Five Things You Might Not Know About a “Flipped Classroom”
In a “flipped classroom,” teachers record the lectures they’d normally give in class and students watch them at home. Then, students use time in class for activities—what in traditional classrooms is called “homework”—and to get one-on-one help from a teacher. The goal is to make better use of classroom time for dynamic, hands-on experiences. There’s been a lot written about flipping classrooms, but here are a few points that sometimes fly under the radar.
Can Digital Tools Help Educators Share Their Good Ideas?
Why the Sprout Fund is encouraging educators to share their best recipes for learning.
Can Special Education Students Benefit From Flipped Classrooms?
How special education experts are using new technologies and innovative instructional models like the flipped classroom to help their students succeed.
How the Flipped Classroom Helps Students Take Charge of Their Own Learning, a Q&A with Aaron Sams

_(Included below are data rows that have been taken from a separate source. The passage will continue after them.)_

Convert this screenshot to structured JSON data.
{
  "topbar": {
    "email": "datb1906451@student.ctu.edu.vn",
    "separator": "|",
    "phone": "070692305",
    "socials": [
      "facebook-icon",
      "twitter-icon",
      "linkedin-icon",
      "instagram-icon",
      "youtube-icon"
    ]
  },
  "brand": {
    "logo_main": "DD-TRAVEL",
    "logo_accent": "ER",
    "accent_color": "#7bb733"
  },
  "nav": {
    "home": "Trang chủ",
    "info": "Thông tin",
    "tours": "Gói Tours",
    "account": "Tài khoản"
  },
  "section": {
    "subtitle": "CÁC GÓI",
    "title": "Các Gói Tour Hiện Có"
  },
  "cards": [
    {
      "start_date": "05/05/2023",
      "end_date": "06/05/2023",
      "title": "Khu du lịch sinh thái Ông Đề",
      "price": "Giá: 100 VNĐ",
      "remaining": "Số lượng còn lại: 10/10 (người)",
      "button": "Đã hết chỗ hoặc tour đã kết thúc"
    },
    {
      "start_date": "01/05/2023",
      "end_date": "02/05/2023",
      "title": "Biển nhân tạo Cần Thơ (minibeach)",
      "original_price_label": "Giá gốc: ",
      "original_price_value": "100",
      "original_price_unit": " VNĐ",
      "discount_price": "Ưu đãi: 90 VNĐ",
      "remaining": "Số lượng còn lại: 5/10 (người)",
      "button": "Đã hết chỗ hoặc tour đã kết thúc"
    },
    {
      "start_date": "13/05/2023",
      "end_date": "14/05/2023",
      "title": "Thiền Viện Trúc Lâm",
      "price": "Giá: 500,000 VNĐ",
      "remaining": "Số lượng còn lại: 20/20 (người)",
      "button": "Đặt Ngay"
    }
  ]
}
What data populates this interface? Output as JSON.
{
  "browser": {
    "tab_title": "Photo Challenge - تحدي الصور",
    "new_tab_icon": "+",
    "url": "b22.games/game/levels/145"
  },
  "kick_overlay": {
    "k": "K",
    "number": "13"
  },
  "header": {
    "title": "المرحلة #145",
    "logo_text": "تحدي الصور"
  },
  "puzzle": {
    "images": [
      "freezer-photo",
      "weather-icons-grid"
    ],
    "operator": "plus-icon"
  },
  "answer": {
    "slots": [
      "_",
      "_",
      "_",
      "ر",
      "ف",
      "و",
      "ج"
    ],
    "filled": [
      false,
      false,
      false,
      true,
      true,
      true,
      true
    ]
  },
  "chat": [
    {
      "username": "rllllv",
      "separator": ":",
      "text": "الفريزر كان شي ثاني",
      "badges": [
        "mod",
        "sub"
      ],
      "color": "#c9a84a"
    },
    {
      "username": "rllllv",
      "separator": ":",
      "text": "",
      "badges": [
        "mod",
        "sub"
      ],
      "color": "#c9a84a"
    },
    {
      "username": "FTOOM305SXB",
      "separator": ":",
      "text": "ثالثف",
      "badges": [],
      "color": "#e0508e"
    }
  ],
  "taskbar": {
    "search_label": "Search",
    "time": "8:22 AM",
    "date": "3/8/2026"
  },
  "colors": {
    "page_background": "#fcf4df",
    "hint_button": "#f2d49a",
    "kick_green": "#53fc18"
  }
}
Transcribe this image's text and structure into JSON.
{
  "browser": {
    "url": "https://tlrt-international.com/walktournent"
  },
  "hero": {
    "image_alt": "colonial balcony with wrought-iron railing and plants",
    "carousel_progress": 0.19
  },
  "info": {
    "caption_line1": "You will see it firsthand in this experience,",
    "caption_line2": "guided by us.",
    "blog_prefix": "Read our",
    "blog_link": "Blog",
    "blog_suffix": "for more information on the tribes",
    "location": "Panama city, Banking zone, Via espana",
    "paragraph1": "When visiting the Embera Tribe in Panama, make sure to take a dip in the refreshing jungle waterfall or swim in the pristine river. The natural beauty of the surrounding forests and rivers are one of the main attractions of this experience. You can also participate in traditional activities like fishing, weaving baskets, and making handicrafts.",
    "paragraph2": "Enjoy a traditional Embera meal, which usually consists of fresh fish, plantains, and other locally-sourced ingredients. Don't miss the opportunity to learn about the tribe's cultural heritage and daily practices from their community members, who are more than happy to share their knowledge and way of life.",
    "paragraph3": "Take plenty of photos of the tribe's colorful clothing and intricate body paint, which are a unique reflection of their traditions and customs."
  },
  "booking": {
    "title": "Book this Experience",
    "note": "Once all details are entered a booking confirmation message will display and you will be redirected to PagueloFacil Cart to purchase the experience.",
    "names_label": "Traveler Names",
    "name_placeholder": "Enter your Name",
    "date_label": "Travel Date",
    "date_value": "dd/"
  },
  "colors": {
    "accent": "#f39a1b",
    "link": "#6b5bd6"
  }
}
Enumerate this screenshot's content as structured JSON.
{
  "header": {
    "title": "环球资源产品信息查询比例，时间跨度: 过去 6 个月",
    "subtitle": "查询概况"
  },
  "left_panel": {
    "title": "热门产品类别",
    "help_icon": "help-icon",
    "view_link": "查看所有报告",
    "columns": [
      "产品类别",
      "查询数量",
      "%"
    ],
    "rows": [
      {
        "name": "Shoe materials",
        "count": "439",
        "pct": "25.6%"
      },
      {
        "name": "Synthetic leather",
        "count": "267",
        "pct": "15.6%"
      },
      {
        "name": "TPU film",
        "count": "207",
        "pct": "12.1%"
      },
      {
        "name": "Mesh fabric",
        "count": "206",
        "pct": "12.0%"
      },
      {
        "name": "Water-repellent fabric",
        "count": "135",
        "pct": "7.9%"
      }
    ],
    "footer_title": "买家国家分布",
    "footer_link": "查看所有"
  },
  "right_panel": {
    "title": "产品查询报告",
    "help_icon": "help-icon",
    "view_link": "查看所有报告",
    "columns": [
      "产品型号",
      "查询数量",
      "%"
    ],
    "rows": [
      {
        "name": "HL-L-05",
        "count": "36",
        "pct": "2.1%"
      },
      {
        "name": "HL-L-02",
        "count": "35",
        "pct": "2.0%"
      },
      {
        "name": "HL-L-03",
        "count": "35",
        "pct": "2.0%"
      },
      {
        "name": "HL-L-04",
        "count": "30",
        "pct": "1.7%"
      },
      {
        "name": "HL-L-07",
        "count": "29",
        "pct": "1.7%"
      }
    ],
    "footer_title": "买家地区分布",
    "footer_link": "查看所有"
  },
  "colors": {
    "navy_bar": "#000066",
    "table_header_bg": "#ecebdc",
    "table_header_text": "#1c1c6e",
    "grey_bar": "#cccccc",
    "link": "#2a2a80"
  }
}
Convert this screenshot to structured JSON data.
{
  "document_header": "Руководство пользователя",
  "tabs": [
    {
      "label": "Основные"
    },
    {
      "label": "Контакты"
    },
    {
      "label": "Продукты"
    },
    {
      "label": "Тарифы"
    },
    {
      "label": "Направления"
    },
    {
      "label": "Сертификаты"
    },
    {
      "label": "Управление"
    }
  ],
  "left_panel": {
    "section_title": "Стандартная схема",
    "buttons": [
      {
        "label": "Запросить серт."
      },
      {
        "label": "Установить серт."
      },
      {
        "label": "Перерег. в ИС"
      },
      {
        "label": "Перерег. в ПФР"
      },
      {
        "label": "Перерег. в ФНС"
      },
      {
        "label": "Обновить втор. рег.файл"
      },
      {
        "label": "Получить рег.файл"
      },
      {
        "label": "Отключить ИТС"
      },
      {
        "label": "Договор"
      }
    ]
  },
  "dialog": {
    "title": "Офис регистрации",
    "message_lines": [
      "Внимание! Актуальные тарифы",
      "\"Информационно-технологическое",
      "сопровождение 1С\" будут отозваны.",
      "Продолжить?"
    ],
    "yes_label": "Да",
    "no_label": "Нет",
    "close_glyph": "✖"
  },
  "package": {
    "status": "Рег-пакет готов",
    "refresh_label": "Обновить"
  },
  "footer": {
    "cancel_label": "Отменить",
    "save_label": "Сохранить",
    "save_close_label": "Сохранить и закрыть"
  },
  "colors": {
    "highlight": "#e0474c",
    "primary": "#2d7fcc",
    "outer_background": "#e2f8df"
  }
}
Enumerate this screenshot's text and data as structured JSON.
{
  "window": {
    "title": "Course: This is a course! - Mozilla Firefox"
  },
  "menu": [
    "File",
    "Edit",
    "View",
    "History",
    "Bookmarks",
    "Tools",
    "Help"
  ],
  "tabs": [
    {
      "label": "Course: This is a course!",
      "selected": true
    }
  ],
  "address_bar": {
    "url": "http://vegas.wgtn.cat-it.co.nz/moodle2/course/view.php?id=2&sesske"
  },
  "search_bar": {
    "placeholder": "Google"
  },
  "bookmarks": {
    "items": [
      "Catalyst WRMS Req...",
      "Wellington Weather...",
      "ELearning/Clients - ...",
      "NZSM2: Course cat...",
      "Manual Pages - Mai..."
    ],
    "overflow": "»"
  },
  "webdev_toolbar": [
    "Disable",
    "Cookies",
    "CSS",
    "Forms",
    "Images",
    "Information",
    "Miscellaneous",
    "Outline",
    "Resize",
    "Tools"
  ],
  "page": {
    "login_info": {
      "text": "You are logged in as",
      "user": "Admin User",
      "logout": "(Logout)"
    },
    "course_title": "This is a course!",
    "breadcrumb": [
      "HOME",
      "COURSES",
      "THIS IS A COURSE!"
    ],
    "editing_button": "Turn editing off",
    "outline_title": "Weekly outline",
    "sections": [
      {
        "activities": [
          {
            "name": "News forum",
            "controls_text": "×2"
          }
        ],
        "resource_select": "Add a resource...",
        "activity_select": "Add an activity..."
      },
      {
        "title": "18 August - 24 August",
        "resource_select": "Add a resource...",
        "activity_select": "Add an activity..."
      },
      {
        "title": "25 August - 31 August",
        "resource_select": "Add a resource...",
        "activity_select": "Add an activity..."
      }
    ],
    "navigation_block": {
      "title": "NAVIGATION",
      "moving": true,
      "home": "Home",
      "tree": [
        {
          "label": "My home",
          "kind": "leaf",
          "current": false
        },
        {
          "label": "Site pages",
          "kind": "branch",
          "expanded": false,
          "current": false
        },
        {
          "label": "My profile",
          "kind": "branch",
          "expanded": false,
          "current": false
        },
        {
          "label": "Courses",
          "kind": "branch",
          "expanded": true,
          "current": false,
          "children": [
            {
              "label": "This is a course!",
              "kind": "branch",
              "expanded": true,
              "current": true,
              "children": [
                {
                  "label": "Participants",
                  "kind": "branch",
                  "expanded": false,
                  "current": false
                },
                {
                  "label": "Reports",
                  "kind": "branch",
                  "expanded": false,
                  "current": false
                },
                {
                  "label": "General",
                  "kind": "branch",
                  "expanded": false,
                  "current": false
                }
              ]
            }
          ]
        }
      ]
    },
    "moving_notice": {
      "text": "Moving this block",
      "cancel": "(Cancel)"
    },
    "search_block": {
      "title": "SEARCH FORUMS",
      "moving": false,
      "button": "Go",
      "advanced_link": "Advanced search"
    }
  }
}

We talk with one of the authors of the flipped classroom about how the model has evolved over time and why we still need brick and mortar schools in the digital age.